### Task statement:
Everything in the records below goes into the copy exactly, except the pictures.

◆ ◆ ◆ ◆ ◆ ◆ ◆

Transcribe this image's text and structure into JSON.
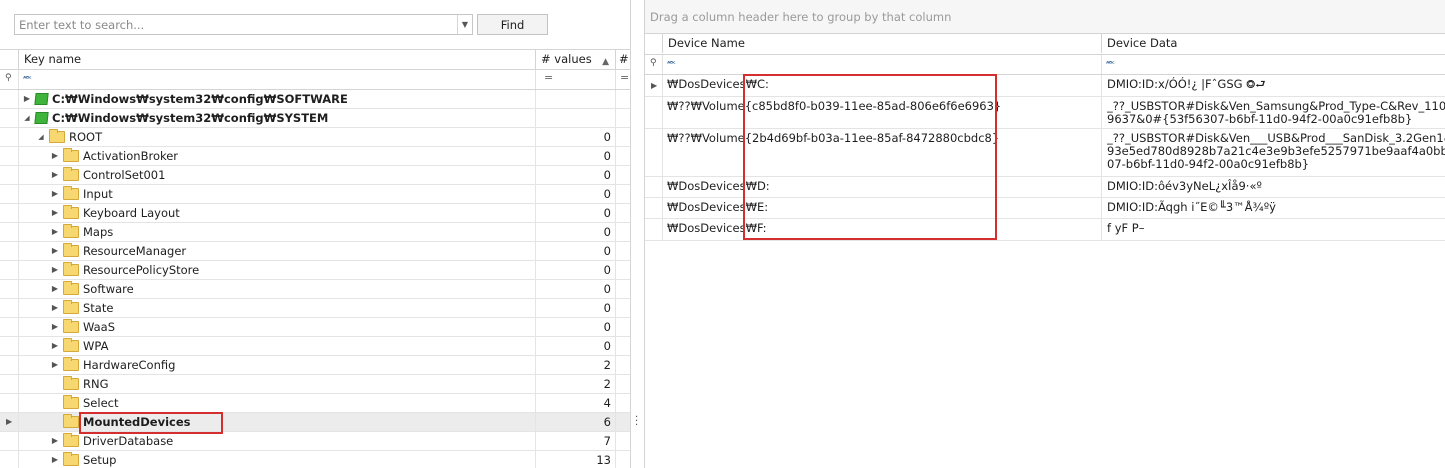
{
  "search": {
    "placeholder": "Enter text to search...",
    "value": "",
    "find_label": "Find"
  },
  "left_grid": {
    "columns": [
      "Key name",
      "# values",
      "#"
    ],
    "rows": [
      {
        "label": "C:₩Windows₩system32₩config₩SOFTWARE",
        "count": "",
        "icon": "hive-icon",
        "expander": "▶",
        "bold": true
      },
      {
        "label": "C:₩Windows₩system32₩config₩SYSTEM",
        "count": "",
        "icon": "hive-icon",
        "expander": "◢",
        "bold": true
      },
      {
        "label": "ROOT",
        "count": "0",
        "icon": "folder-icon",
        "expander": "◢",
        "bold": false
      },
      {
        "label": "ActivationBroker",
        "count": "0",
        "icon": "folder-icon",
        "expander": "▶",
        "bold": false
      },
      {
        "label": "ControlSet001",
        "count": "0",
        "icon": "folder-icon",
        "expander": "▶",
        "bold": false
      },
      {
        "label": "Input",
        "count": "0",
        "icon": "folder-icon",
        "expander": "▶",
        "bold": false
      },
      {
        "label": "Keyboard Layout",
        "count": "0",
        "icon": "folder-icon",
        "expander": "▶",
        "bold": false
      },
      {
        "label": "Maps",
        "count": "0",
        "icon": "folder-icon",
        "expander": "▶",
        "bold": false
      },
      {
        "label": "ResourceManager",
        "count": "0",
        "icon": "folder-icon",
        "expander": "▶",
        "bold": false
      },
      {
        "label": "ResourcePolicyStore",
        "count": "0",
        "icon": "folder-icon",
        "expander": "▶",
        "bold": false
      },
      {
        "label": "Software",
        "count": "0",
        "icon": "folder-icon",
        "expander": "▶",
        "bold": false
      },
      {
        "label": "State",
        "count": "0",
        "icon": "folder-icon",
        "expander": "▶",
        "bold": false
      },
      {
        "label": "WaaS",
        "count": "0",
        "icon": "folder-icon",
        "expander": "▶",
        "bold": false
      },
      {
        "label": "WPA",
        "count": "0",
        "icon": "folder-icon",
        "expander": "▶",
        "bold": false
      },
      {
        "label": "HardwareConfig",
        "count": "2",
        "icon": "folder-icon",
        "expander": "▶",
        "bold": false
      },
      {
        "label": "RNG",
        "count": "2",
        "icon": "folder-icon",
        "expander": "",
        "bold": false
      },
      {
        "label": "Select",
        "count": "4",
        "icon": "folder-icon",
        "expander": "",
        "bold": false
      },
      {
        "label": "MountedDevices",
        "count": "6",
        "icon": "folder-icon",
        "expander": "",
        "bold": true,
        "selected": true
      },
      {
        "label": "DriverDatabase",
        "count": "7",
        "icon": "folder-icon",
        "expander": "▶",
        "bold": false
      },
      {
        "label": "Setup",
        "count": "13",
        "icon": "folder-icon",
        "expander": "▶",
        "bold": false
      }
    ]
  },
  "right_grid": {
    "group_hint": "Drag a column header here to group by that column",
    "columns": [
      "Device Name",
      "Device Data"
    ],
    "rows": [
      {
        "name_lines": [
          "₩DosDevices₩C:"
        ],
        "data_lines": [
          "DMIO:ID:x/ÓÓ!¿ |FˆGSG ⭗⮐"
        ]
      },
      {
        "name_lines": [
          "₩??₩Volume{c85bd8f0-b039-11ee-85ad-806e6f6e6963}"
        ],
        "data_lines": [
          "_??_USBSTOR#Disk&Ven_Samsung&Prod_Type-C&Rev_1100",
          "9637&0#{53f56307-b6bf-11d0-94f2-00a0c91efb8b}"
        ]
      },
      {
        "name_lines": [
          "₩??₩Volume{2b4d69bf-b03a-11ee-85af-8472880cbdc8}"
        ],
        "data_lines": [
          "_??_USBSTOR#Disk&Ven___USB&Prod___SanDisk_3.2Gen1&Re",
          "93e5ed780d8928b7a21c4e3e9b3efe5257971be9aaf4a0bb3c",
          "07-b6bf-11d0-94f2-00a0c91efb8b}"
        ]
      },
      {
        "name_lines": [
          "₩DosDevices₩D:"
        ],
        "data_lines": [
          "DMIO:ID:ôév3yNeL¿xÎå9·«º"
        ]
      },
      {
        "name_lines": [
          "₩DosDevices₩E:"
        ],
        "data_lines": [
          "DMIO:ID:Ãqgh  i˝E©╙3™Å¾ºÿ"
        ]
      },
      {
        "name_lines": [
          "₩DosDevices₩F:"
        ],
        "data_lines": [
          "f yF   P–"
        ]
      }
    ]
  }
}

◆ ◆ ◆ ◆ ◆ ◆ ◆

### Exercise answer:
Transcribe this image's text and structure into JSON.
{
  "search": {
    "placeholder": "Enter text to search...",
    "value": "",
    "find_label": "Find"
  },
  "left_grid": {
    "columns": [
      "Key name",
      "# values",
      "#"
    ],
    "rows": [
      {
        "label": "C:₩Windows₩system32₩config₩SOFTWARE",
        "count": "",
        "icon": "hive-icon",
        "expander": "▶",
        "bold": true
      },
      {
        "label": "C:₩Windows₩system32₩config₩SYSTEM",
        "count": "",
        "icon": "hive-icon",
        "expander": "◢",
        "bold": true
      },
      {
        "label": "ROOT",
        "count": "0",
        "icon": "folder-icon",
        "expander": "◢",
        "bold": false
      },
      {
        "label": "ActivationBroker",
        "count": "0",
        "icon": "folder-icon",
        "expander": "▶",
        "bold": false
      },
      {
        "label": "ControlSet001",
        "count": "0",
        "icon": "folder-icon",
        "expander": "▶",
        "bold": false
      },
      {
        "label": "Input",
        "count": "0",
        "icon": "folder-icon",
        "expander": "▶",
        "bold": false
      },
      {
        "label": "Keyboard Layout",
        "count": "0",
        "icon": "folder-icon",
        "expander": "▶",
        "bold": false
      },
      {
        "label": "Maps",
        "count": "0",
        "icon": "folder-icon",
        "expander": "▶",
        "bold": false
      },
      {
        "label": "ResourceManager",
        "count": "0",
        "icon": "folder-icon",
        "expander": "▶",
        "bold": false
      },
      {
        "label": "ResourcePolicyStore",
        "count": "0",
        "icon": "folder-icon",
        "expander": "▶",
        "bold": false
      },
      {
        "label": "Software",
        "count": "0",
        "icon": "folder-icon",
        "expander": "▶",
        "bold": false
      },
      {
        "label": "State",
        "count": "0",
        "icon": "folder-icon",
        "expander": "▶",
        "bold": false
      },
      {
        "label": "WaaS",
        "count": "0",
        "icon": "folder-icon",
        "expander": "▶",
        "bold": false
      },
      {
        "label": "WPA",
        "count": "0",
        "icon": "folder-icon",
        "expander": "▶",
        "bold": false
      },
      {
        "label": "HardwareConfig",
        "count": "2",
        "icon": "folder-icon",
        "expander": "▶",
        "bold": false
      },
      {
        "label": "RNG",
        "count": "2",
        "icon": "folder-icon",
        "expander": "",
        "bold": false
      },
      {
        "label": "Select",
        "count": "4",
        "icon": "folder-icon",
        "expander": "",
        "bold": false
      },
      {
        "label": "MountedDevices",
        "count": "6",
        "icon": "folder-icon",
        "expander": "",
        "bold": true,
        "selected": true
      },
      {
        "label": "DriverDatabase",
        "count": "7",
        "icon": "folder-icon",
        "expander": "▶",
        "bold": false
      },
      {
        "label": "Setup",
        "count": "13",
        "icon": "folder-icon",
        "expander": "▶",
        "bold": false
      }
    ]
  },
  "right_grid": {
    "group_hint": "Drag a column header here to group by that column",
    "columns": [
      "Device Name",
      "Device Data"
    ],
    "rows": [
      {
        "name_lines": [
          "₩DosDevices₩C:"
        ],
        "data_lines": [
          "DMIO:ID:x/ÓÓ!¿ |FˆGSG ⭗⮐"
        ]
      },
      {
        "name_lines": [
          "₩??₩Volume{c85bd8f0-b039-11ee-85ad-806e6f6e6963}"
        ],
        "data_lines": [
          "_??_USBSTOR#Disk&Ven_Samsung&Prod_Type-C&Rev_1100",
          "9637&0#{53f56307-b6bf-11d0-94f2-00a0c91efb8b}"
        ]
      },
      {
        "name_lines": [
          "₩??₩Volume{2b4d69bf-b03a-11ee-85af-8472880cbdc8}"
        ],
        "data_lines": [
          "_??_USBSTOR#Disk&Ven___USB&Prod___SanDisk_3.2Gen1&Re",
          "93e5ed780d8928b7a21c4e3e9b3efe5257971be9aaf4a0bb3c",
          "07-b6bf-11d0-94f2-00a0c91efb8b}"
        ]
      },
      {
        "name_lines": [
          "₩DosDevices₩D:"
        ],
        "data_lines": [
          "DMIO:ID:ôév3yNeL¿xÎå9·«º"
        ]
      },
      {
        "name_lines": [
          "₩DosDevices₩E:"
        ],
        "data_lines": [
          "DMIO:ID:Ãqgh  i˝E©╙3™Å¾ºÿ"
        ]
      },
      {
        "name_lines": [
          "₩DosDevices₩F:"
        ],
        "data_lines": [
          "f yF   P–"
        ]
      }
    ]
  }
}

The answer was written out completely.